Aim of the exercise :: Read through the entries below and copy each line where "data" turns up.

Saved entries
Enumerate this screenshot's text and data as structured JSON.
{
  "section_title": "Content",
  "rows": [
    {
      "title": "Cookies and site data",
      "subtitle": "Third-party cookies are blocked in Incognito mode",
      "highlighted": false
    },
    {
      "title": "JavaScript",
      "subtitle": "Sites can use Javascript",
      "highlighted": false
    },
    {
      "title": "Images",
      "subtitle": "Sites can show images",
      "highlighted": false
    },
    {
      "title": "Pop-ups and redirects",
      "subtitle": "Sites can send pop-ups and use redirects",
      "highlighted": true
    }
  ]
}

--

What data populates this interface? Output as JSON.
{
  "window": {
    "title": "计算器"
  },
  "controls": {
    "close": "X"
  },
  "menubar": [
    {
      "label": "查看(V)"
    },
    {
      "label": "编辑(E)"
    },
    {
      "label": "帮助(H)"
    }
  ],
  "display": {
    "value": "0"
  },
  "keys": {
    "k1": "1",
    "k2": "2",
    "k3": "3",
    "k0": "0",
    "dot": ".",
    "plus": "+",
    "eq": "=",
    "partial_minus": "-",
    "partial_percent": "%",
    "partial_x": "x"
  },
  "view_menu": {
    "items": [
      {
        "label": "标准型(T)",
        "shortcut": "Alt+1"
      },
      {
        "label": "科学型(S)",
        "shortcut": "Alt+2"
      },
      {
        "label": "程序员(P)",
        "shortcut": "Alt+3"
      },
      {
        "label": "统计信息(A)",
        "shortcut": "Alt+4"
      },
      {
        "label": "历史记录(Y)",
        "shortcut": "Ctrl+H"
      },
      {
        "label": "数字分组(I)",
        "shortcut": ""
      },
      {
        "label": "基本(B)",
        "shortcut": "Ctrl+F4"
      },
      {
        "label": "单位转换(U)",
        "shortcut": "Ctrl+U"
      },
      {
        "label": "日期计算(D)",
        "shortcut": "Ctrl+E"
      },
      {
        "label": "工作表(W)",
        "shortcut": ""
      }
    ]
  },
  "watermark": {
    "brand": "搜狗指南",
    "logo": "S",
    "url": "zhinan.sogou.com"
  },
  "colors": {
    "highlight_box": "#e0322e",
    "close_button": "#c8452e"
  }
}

Task output ::
Enumerate this screenshot's text and data as structured JSON.
      "title": "Cookies and site data",
What data populates this interface? Output as JSON.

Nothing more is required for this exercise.